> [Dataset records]
--------------------------------
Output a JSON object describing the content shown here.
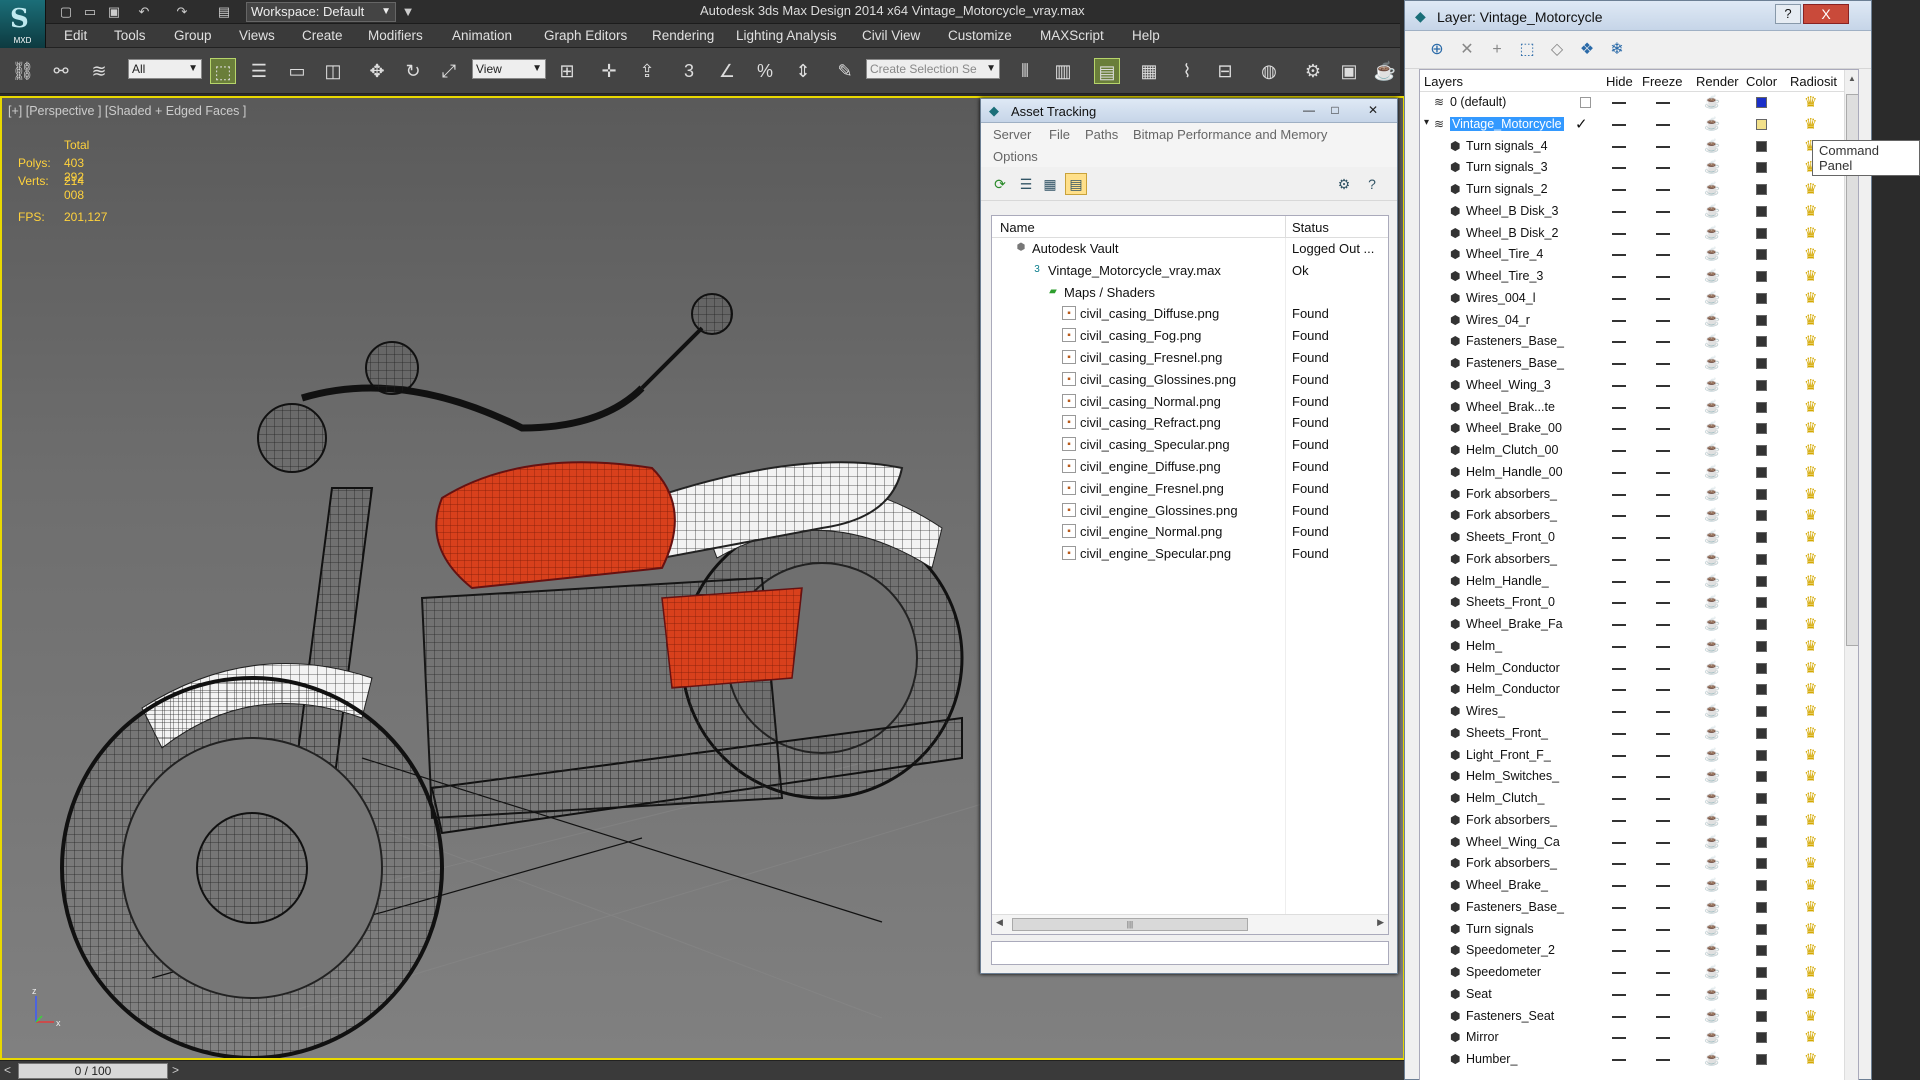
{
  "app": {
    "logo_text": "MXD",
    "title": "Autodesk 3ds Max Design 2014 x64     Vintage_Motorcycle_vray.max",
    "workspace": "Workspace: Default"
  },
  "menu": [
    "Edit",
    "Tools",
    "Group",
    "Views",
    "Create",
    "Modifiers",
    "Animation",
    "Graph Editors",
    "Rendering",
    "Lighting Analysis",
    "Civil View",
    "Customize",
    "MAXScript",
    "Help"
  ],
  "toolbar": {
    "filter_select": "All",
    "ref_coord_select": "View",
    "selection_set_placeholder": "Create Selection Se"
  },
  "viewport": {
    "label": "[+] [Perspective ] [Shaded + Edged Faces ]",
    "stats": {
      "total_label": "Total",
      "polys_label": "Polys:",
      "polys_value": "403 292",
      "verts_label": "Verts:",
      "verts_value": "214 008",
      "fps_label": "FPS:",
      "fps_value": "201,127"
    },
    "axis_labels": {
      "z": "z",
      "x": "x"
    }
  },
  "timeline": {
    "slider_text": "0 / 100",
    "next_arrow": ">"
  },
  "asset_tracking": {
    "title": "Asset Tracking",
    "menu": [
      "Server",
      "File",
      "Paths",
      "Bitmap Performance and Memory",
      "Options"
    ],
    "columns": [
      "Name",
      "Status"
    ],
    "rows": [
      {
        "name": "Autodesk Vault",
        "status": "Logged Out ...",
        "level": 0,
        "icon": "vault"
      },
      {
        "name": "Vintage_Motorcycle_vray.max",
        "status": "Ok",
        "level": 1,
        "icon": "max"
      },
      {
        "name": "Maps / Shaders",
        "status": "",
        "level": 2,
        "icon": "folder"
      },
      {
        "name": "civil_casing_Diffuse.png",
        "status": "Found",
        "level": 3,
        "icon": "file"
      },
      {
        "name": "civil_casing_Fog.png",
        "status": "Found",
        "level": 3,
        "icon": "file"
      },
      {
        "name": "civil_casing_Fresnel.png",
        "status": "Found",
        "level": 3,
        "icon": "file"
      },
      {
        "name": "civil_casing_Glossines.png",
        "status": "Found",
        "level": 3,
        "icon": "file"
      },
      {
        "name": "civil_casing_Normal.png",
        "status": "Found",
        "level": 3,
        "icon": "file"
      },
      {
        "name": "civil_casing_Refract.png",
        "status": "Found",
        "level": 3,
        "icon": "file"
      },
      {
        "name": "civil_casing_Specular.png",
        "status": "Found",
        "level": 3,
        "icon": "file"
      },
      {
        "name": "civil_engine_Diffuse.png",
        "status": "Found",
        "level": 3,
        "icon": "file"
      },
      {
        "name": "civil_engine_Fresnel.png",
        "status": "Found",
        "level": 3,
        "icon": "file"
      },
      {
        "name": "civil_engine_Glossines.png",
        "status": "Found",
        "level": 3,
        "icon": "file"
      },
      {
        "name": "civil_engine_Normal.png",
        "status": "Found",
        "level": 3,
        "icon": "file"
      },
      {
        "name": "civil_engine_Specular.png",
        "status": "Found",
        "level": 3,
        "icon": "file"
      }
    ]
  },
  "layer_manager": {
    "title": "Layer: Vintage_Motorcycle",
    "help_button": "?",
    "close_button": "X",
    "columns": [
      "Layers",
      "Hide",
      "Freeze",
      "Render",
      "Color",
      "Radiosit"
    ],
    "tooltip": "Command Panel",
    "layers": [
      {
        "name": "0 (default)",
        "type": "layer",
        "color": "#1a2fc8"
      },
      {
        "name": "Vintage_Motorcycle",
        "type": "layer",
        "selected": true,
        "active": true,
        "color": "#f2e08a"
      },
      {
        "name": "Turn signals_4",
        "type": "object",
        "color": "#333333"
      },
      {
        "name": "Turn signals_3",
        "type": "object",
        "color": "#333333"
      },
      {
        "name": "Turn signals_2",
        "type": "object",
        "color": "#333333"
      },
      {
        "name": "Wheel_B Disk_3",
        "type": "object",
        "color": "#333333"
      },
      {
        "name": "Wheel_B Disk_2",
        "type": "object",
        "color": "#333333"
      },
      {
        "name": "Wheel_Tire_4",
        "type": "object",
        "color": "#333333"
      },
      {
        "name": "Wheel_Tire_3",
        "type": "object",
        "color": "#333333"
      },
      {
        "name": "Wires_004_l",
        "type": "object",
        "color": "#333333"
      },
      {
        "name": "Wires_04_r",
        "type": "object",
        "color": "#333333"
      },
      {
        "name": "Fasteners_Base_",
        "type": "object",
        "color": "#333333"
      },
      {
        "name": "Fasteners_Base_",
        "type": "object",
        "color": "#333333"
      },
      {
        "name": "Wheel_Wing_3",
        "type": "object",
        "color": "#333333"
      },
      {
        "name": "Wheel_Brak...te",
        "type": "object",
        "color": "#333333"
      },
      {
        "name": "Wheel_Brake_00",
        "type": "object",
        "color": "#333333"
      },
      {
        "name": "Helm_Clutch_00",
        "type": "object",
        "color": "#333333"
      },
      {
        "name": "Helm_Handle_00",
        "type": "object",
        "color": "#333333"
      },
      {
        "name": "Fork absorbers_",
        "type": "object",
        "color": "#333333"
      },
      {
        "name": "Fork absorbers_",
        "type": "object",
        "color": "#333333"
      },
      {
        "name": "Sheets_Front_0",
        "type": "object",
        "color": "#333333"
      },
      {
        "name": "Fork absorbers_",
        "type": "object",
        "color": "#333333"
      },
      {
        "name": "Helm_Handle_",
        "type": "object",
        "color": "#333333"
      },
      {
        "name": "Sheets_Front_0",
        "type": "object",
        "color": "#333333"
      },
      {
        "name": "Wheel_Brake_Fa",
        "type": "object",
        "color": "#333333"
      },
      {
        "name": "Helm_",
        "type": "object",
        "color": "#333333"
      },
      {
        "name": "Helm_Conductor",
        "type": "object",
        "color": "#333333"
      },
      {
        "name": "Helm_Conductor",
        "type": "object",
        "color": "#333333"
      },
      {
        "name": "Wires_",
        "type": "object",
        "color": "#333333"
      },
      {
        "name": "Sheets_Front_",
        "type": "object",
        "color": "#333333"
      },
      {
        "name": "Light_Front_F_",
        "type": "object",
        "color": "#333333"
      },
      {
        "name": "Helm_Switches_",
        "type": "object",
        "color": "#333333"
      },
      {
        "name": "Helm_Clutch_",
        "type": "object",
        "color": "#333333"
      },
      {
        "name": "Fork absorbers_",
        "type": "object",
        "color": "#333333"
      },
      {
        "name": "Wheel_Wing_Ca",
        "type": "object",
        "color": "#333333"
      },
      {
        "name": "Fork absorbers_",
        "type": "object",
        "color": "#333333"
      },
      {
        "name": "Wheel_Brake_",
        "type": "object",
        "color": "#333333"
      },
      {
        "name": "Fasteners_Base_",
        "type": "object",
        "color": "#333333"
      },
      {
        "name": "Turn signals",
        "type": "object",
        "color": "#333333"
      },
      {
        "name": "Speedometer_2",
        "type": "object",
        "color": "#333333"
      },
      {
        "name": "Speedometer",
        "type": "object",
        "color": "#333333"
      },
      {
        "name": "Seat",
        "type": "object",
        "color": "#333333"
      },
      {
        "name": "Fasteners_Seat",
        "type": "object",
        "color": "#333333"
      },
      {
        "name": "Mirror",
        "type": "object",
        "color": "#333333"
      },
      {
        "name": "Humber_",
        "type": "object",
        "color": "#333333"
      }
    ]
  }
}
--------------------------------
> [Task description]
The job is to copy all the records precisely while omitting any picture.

> [Exercise solution]
Output a JSON object describing the content shown here.
{
  "app": {
    "logo_text": "MXD",
    "title": "Autodesk 3ds Max Design 2014 x64     Vintage_Motorcycle_vray.max",
    "workspace": "Workspace: Default"
  },
  "menu": [
    "Edit",
    "Tools",
    "Group",
    "Views",
    "Create",
    "Modifiers",
    "Animation",
    "Graph Editors",
    "Rendering",
    "Lighting Analysis",
    "Civil View",
    "Customize",
    "MAXScript",
    "Help"
  ],
  "toolbar": {
    "filter_select": "All",
    "ref_coord_select": "View",
    "selection_set_placeholder": "Create Selection Se"
  },
  "viewport": {
    "label": "[+] [Perspective ] [Shaded + Edged Faces ]",
    "stats": {
      "total_label": "Total",
      "polys_label": "Polys:",
      "polys_value": "403 292",
      "verts_label": "Verts:",
      "verts_value": "214 008",
      "fps_label": "FPS:",
      "fps_value": "201,127"
    },
    "axis_labels": {
      "z": "z",
      "x": "x"
    }
  },
  "timeline": {
    "slider_text": "0 / 100",
    "next_arrow": ">"
  },
  "asset_tracking": {
    "title": "Asset Tracking",
    "menu": [
      "Server",
      "File",
      "Paths",
      "Bitmap Performance and Memory",
      "Options"
    ],
    "columns": [
      "Name",
      "Status"
    ],
    "rows": [
      {
        "name": "Autodesk Vault",
        "status": "Logged Out ...",
        "level": 0,
        "icon": "vault"
      },
      {
        "name": "Vintage_Motorcycle_vray.max",
        "status": "Ok",
        "level": 1,
        "icon": "max"
      },
      {
        "name": "Maps / Shaders",
        "status": "",
        "level": 2,
        "icon": "folder"
      },
      {
        "name": "civil_casing_Diffuse.png",
        "status": "Found",
        "level": 3,
        "icon": "file"
      },
      {
        "name": "civil_casing_Fog.png",
        "status": "Found",
        "level": 3,
        "icon": "file"
      },
      {
        "name": "civil_casing_Fresnel.png",
        "status": "Found",
        "level": 3,
        "icon": "file"
      },
      {
        "name": "civil_casing_Glossines.png",
        "status": "Found",
        "level": 3,
        "icon": "file"
      },
      {
        "name": "civil_casing_Normal.png",
        "status": "Found",
        "level": 3,
        "icon": "file"
      },
      {
        "name": "civil_casing_Refract.png",
        "status": "Found",
        "level": 3,
        "icon": "file"
      },
      {
        "name": "civil_casing_Specular.png",
        "status": "Found",
        "level": 3,
        "icon": "file"
      },
      {
        "name": "civil_engine_Diffuse.png",
        "status": "Found",
        "level": 3,
        "icon": "file"
      },
      {
        "name": "civil_engine_Fresnel.png",
        "status": "Found",
        "level": 3,
        "icon": "file"
      },
      {
        "name": "civil_engine_Glossines.png",
        "status": "Found",
        "level": 3,
        "icon": "file"
      },
      {
        "name": "civil_engine_Normal.png",
        "status": "Found",
        "level": 3,
        "icon": "file"
      },
      {
        "name": "civil_engine_Specular.png",
        "status": "Found",
        "level": 3,
        "icon": "file"
      }
    ]
  },
  "layer_manager": {
    "title": "Layer: Vintage_Motorcycle",
    "help_button": "?",
    "close_button": "X",
    "columns": [
      "Layers",
      "Hide",
      "Freeze",
      "Render",
      "Color",
      "Radiosit"
    ],
    "tooltip": "Command Panel",
    "layers": [
      {
        "name": "0 (default)",
        "type": "layer",
        "color": "#1a2fc8"
      },
      {
        "name": "Vintage_Motorcycle",
        "type": "layer",
        "selected": true,
        "active": true,
        "color": "#f2e08a"
      },
      {
        "name": "Turn signals_4",
        "type": "object",
        "color": "#333333"
      },
      {
        "name": "Turn signals_3",
        "type": "object",
        "color": "#333333"
      },
      {
        "name": "Turn signals_2",
        "type": "object",
        "color": "#333333"
      },
      {
        "name": "Wheel_B Disk_3",
        "type": "object",
        "color": "#333333"
      },
      {
        "name": "Wheel_B Disk_2",
        "type": "object",
        "color": "#333333"
      },
      {
        "name": "Wheel_Tire_4",
        "type": "object",
        "color": "#333333"
      },
      {
        "name": "Wheel_Tire_3",
        "type": "object",
        "color": "#333333"
      },
      {
        "name": "Wires_004_l",
        "type": "object",
        "color": "#333333"
      },
      {
        "name": "Wires_04_r",
        "type": "object",
        "color": "#333333"
      },
      {
        "name": "Fasteners_Base_",
        "type": "object",
        "color": "#333333"
      },
      {
        "name": "Fasteners_Base_",
        "type": "object",
        "color": "#333333"
      },
      {
        "name": "Wheel_Wing_3",
        "type": "object",
        "color": "#333333"
      },
      {
        "name": "Wheel_Brak...te",
        "type": "object",
        "color": "#333333"
      },
      {
        "name": "Wheel_Brake_00",
        "type": "object",
        "color": "#333333"
      },
      {
        "name": "Helm_Clutch_00",
        "type": "object",
        "color": "#333333"
      },
      {
        "name": "Helm_Handle_00",
        "type": "object",
        "color": "#333333"
      },
      {
        "name": "Fork absorbers_",
        "type": "object",
        "color": "#333333"
      },
      {
        "name": "Fork absorbers_",
        "type": "object",
        "color": "#333333"
      },
      {
        "name": "Sheets_Front_0",
        "type": "object",
        "color": "#333333"
      },
      {
        "name": "Fork absorbers_",
        "type": "object",
        "color": "#333333"
      },
      {
        "name": "Helm_Handle_",
        "type": "object",
        "color": "#333333"
      },
      {
        "name": "Sheets_Front_0",
        "type": "object",
        "color": "#333333"
      },
      {
        "name": "Wheel_Brake_Fa",
        "type": "object",
        "color": "#333333"
      },
      {
        "name": "Helm_",
        "type": "object",
        "color": "#333333"
      },
      {
        "name": "Helm_Conductor",
        "type": "object",
        "color": "#333333"
      },
      {
        "name": "Helm_Conductor",
        "type": "object",
        "color": "#333333"
      },
      {
        "name": "Wires_",
        "type": "object",
        "color": "#333333"
      },
      {
        "name": "Sheets_Front_",
        "type": "object",
        "color": "#333333"
      },
      {
        "name": "Light_Front_F_",
        "type": "object",
        "color": "#333333"
      },
      {
        "name": "Helm_Switches_",
        "type": "object",
        "color": "#333333"
      },
      {
        "name": "Helm_Clutch_",
        "type": "object",
        "color": "#333333"
      },
      {
        "name": "Fork absorbers_",
        "type": "object",
        "color": "#333333"
      },
      {
        "name": "Wheel_Wing_Ca",
        "type": "object",
        "color": "#333333"
      },
      {
        "name": "Fork absorbers_",
        "type": "object",
        "color": "#333333"
      },
      {
        "name": "Wheel_Brake_",
        "type": "object",
        "color": "#333333"
      },
      {
        "name": "Fasteners_Base_",
        "type": "object",
        "color": "#333333"
      },
      {
        "name": "Turn signals",
        "type": "object",
        "color": "#333333"
      },
      {
        "name": "Speedometer_2",
        "type": "object",
        "color": "#333333"
      },
      {
        "name": "Speedometer",
        "type": "object",
        "color": "#333333"
      },
      {
        "name": "Seat",
        "type": "object",
        "color": "#333333"
      },
      {
        "name": "Fasteners_Seat",
        "type": "object",
        "color": "#333333"
      },
      {
        "name": "Mirror",
        "type": "object",
        "color": "#333333"
      },
      {
        "name": "Humber_",
        "type": "object",
        "color": "#333333"
      }
    ]
  }
}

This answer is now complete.